===== DATA IN THIS EXERCISE =====

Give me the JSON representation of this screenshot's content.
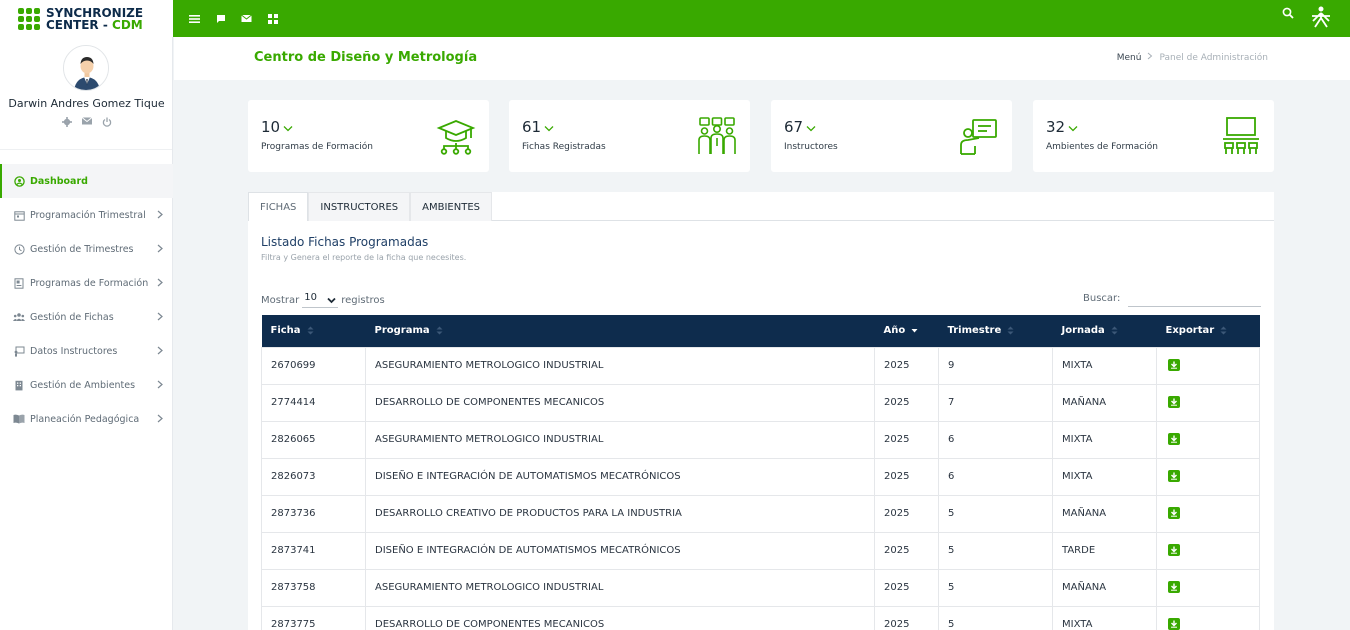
{
  "brand": {
    "line1": "SYNCHRONIZE",
    "line2": "CENTER - ",
    "line2_accent": "CDM",
    "accent_color": "#39a900",
    "navy_color": "#0e2c4d"
  },
  "topbar": {
    "icons": [
      "menu-icon",
      "chat-icon",
      "mail-icon",
      "grid-icon"
    ],
    "right_icons": [
      "search-icon",
      "sena-logo-icon"
    ]
  },
  "user": {
    "name": "Darwin Andres Gomez Tique",
    "actions": [
      "settings-icon",
      "mail-icon",
      "power-icon"
    ]
  },
  "sidebar": {
    "items": [
      {
        "label": "Dashboard",
        "icon": "dashboard-icon",
        "active": true
      },
      {
        "label": "Programación Trimestral",
        "icon": "calendar-icon"
      },
      {
        "label": "Gestión de Trimestres",
        "icon": "clock-icon"
      },
      {
        "label": "Programas de Formación",
        "icon": "document-icon"
      },
      {
        "label": "Gestión de Fichas",
        "icon": "users-icon"
      },
      {
        "label": "Datos Instructores",
        "icon": "id-card-icon"
      },
      {
        "label": "Gestión de Ambientes",
        "icon": "building-icon"
      },
      {
        "label": "Planeación Pedagógica",
        "icon": "book-icon"
      }
    ]
  },
  "header": {
    "title": "Centro de Diseño y Metrología",
    "breadcrumb_home": "Menú",
    "breadcrumb_current": "Panel de Administración"
  },
  "stats": [
    {
      "value": "10",
      "label": "Programas de Formación",
      "icon": "graduation-cap-icon"
    },
    {
      "value": "61",
      "label": "Fichas Registradas",
      "icon": "group-icon"
    },
    {
      "value": "67",
      "label": "Instructores",
      "icon": "teacher-icon"
    },
    {
      "value": "32",
      "label": "Ambientes de Formación",
      "icon": "classroom-icon"
    }
  ],
  "tabs": [
    "FICHAS",
    "INSTRUCTORES",
    "AMBIENTES"
  ],
  "listing": {
    "title": "Listado Fichas Programadas",
    "subtitle": "Filtra y Genera el reporte de la ficha que necesites.",
    "show_prefix": "Mostrar",
    "show_value": "10",
    "show_suffix": "registros",
    "search_label": "Buscar:"
  },
  "table": {
    "columns": [
      "Ficha",
      "Programa",
      "Año",
      "Trimestre",
      "Jornada",
      "Exportar"
    ],
    "rows": [
      [
        "2670699",
        "ASEGURAMIENTO METROLOGICO INDUSTRIAL",
        "2025",
        "9",
        "MIXTA"
      ],
      [
        "2774414",
        "DESARROLLO DE COMPONENTES MECANICOS",
        "2025",
        "7",
        "MAÑANA"
      ],
      [
        "2826065",
        "ASEGURAMIENTO METROLOGICO INDUSTRIAL",
        "2025",
        "6",
        "MIXTA"
      ],
      [
        "2826073",
        "DISEÑO E INTEGRACIÓN DE AUTOMATISMOS MECATRÓNICOS",
        "2025",
        "6",
        "MIXTA"
      ],
      [
        "2873736",
        "DESARROLLO CREATIVO DE PRODUCTOS PARA LA INDUSTRIA",
        "2025",
        "5",
        "MAÑANA"
      ],
      [
        "2873741",
        "DISEÑO E INTEGRACIÓN DE AUTOMATISMOS MECATRÓNICOS",
        "2025",
        "5",
        "TARDE"
      ],
      [
        "2873758",
        "ASEGURAMIENTO METROLOGICO INDUSTRIAL",
        "2025",
        "5",
        "MAÑANA"
      ],
      [
        "2873775",
        "DESARROLLO DE COMPONENTES MECANICOS",
        "2025",
        "5",
        "MIXTA"
      ]
    ]
  }
}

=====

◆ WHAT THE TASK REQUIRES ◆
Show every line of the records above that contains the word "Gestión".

◆ RESPONSE TO THE EXERCISE ◆
        "label": "Gestión de Trimestres",
        "label": "Gestión de Fichas",
        "label": "Gestión de Ambientes",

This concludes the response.